Look around, you’ll see everything from its Romanesque origin to its Baroque finishings — but don’t miss its crypt since that’s where its relics are housed.
The monastery is more than just its church as it has a quiet garden and a guesthouse for anyone needing accommodation.
While not quite as big, Großmehring has a number of other churches that you can see. They’ve got everything from small chapels in the villages of Großmehring Proper and Theißring; followed by a 12th century one in Tholbath; one built in 1200 in Straßhausen; Pettling’s didn’t come along until 1590; St. Catherine’s on the Katharinenberg is from 1447 (ah, that was outta order); Demling’s Baroque church from 1650; and the last one, known as Neue Kirche St. Wolfgang from 1973.
A visitor doesn’t live by churches alone, so go see Großmehring’s Erlachhof — a farm that’s been around since the 13th century; and its Nibelungenbrunnen (Nibelung Fountain) that’s located at its Rathaus (Town Hall).

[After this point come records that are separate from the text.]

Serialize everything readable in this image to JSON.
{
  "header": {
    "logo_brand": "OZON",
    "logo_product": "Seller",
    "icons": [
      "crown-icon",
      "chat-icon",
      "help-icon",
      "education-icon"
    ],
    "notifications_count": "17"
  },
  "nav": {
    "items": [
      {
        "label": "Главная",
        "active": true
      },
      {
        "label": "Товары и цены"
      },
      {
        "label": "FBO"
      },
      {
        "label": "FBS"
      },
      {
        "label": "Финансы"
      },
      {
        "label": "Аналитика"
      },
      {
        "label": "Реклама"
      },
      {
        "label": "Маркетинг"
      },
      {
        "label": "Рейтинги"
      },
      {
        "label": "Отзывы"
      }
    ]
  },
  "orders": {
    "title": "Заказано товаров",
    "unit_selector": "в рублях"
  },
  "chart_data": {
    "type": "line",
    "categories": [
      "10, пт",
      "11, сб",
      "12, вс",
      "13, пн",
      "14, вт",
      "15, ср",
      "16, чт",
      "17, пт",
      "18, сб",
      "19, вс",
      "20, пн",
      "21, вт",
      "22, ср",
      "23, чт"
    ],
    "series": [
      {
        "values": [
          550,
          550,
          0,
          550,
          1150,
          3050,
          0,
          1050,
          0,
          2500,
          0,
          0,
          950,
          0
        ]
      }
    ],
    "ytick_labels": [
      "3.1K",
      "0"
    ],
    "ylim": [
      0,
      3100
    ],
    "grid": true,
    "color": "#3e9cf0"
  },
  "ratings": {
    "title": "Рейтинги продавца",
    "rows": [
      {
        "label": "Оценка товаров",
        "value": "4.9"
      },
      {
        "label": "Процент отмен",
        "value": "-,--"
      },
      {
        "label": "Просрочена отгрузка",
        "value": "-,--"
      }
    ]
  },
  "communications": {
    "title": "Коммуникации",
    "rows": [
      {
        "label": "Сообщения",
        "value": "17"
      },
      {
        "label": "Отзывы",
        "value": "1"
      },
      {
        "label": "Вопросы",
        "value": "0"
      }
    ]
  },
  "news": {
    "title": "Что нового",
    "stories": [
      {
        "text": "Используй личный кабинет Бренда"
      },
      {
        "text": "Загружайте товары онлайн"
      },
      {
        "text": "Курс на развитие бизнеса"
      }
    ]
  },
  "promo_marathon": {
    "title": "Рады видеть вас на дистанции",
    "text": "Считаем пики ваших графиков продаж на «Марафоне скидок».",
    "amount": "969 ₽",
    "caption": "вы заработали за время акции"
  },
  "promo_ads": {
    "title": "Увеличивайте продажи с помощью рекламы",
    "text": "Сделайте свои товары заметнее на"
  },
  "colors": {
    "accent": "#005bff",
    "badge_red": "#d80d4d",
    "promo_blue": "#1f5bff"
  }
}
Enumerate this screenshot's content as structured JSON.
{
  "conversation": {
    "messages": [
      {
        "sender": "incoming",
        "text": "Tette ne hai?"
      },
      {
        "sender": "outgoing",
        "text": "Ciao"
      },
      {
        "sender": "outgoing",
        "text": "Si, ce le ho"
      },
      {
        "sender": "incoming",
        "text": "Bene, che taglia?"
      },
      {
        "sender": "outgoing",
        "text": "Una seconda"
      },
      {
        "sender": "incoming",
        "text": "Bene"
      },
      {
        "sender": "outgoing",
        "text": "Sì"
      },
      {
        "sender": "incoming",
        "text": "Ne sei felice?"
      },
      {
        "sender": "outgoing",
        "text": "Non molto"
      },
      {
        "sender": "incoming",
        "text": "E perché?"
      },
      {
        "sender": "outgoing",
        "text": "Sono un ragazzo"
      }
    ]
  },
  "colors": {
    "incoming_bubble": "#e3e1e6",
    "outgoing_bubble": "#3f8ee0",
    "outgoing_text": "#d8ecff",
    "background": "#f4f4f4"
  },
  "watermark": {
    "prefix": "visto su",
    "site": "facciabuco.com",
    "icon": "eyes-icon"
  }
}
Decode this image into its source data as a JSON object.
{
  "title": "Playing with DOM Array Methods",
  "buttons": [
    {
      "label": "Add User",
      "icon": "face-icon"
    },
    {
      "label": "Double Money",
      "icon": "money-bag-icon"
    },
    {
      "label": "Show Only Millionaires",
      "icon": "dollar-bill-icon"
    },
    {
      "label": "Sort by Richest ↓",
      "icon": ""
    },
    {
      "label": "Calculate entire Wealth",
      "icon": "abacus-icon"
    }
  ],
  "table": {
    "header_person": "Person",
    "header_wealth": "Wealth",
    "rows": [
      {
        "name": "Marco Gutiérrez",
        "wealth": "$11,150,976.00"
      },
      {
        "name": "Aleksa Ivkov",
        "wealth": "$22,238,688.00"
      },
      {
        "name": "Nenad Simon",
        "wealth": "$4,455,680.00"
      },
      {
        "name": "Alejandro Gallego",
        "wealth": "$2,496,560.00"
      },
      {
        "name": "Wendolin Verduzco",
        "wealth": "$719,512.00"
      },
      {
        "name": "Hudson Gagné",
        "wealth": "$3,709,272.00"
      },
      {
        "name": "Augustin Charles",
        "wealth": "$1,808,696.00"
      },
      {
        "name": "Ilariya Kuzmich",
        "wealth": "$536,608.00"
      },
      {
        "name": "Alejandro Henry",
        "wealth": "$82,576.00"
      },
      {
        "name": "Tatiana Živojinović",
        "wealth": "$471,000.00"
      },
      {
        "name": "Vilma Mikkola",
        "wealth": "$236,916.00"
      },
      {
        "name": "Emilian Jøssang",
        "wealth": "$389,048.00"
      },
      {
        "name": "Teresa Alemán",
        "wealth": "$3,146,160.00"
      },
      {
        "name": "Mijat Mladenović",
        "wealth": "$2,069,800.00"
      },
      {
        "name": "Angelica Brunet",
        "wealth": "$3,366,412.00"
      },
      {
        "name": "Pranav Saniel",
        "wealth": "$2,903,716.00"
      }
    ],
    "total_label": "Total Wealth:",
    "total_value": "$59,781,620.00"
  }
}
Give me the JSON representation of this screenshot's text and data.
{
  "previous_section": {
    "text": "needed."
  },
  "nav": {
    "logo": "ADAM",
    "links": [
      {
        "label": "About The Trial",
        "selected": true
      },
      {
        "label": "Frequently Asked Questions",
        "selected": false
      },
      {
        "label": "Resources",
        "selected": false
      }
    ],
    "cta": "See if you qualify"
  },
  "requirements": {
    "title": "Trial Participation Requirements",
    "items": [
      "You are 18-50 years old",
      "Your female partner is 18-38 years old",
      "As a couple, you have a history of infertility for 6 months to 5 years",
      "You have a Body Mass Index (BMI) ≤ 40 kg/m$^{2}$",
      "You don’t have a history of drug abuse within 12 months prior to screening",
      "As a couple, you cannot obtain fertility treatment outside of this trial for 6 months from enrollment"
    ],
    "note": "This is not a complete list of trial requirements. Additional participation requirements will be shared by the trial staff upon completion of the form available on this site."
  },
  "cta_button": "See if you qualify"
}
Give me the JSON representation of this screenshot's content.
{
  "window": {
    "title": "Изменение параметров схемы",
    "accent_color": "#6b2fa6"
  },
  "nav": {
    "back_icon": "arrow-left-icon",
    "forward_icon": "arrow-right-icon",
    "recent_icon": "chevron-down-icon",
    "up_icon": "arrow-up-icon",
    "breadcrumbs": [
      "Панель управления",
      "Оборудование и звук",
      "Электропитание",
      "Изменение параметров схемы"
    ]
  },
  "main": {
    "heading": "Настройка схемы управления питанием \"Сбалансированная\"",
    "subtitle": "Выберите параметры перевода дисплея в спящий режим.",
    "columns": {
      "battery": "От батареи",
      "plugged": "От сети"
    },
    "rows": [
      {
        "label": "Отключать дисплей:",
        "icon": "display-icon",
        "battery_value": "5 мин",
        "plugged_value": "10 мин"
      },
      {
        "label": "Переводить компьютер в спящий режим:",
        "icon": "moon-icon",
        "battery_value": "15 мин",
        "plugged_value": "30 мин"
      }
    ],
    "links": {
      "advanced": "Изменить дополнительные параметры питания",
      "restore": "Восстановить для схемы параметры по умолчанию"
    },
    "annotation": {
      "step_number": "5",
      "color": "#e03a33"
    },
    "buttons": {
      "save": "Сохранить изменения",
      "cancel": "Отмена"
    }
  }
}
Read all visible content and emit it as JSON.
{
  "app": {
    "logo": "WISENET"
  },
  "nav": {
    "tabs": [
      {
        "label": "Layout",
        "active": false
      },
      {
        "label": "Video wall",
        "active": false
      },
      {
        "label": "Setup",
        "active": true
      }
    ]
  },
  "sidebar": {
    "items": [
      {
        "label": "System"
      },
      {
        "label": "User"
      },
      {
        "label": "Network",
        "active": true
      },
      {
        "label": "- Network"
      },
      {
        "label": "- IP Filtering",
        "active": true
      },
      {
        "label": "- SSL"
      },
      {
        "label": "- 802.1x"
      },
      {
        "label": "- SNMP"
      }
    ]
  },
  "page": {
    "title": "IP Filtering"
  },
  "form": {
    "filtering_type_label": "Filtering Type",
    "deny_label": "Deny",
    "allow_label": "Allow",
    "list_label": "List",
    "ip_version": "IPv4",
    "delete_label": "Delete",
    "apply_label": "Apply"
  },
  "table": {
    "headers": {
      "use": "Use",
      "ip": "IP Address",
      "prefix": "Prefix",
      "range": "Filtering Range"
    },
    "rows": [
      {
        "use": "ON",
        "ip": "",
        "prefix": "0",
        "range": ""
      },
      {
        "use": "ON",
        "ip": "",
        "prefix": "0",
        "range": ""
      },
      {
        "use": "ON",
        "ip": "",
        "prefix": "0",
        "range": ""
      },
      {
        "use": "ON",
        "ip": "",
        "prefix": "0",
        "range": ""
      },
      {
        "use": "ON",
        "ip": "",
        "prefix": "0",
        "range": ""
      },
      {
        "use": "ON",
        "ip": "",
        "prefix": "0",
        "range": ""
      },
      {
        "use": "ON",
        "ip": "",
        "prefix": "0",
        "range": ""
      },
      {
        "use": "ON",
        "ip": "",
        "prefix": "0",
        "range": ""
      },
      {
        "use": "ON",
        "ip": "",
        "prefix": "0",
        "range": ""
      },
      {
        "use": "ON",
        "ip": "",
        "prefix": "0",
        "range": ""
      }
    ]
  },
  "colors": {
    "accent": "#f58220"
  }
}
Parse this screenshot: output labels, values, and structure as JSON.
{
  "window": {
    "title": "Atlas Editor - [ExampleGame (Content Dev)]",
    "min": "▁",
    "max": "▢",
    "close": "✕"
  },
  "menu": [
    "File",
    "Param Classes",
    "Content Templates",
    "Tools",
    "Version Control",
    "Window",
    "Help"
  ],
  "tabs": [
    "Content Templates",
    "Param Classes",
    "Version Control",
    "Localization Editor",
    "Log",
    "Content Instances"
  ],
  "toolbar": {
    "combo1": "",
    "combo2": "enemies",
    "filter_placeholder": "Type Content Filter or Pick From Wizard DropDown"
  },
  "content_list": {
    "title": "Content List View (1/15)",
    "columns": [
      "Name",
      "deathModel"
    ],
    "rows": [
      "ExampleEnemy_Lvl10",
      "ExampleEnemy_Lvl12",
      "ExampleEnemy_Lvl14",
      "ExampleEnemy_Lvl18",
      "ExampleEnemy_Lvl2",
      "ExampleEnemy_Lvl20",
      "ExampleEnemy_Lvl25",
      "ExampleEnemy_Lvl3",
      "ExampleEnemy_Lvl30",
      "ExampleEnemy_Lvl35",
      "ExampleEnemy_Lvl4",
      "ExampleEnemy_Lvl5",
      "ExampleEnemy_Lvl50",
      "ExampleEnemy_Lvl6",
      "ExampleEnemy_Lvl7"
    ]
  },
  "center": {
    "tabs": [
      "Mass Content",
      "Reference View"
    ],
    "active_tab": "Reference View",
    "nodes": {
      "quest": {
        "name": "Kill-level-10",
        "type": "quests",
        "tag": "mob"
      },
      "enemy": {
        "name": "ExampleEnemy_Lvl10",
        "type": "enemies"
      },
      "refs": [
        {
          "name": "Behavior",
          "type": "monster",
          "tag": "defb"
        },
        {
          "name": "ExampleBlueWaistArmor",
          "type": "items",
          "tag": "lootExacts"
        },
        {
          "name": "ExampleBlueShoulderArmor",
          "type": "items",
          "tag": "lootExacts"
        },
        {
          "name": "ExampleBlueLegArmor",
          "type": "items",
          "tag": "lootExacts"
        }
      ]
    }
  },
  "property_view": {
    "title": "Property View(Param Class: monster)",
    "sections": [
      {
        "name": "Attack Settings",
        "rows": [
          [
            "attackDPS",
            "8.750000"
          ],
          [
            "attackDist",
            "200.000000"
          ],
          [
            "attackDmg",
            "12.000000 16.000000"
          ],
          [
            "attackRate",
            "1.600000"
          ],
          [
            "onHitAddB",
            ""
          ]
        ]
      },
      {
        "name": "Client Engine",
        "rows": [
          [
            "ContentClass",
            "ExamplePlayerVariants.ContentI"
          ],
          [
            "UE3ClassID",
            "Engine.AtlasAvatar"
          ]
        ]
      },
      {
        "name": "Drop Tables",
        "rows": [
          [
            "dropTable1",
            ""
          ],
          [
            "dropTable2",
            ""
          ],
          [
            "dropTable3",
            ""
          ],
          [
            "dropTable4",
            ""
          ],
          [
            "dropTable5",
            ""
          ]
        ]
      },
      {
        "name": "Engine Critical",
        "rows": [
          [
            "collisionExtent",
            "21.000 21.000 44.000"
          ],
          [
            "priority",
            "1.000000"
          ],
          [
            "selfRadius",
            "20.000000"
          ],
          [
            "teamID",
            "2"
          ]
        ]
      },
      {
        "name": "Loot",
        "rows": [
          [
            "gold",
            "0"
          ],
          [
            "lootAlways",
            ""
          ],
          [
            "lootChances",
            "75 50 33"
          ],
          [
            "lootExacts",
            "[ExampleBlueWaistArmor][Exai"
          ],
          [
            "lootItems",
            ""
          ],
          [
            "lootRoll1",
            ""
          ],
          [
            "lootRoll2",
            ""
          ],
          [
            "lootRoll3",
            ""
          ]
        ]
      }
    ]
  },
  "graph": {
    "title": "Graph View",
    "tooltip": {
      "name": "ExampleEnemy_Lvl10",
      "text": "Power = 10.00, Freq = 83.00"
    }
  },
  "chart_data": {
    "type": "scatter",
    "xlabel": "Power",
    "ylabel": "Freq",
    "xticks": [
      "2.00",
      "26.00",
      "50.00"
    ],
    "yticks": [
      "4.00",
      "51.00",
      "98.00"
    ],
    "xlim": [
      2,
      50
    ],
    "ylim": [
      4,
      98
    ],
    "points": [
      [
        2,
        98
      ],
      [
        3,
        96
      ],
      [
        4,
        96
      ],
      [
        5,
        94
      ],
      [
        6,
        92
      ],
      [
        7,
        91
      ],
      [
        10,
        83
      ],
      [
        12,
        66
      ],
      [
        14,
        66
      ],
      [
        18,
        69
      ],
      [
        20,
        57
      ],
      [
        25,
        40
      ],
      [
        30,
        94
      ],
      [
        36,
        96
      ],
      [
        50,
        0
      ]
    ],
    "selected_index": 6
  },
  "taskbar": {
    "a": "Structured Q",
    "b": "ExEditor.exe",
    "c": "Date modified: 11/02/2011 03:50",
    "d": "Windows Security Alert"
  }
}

The Nibelungenlied holds a special theme here, as its culture center is known as the Nibelungenhalle.
Ponder the Nibelungenlied’s tale about a Duchess’ love for her husband, and exacting revenge on his killers over a beer at Großmehring’s Father’s Day Festival in May, or its Summer Night Festival (June 16th), or along one its Guided Bike Tours.
Sorry, that’s too much thinking for even me during Großmehring’s Wine Festival in October. Ah, I might be a serious history buff — I’m also a wine lover, so wonderful that I found everything right here.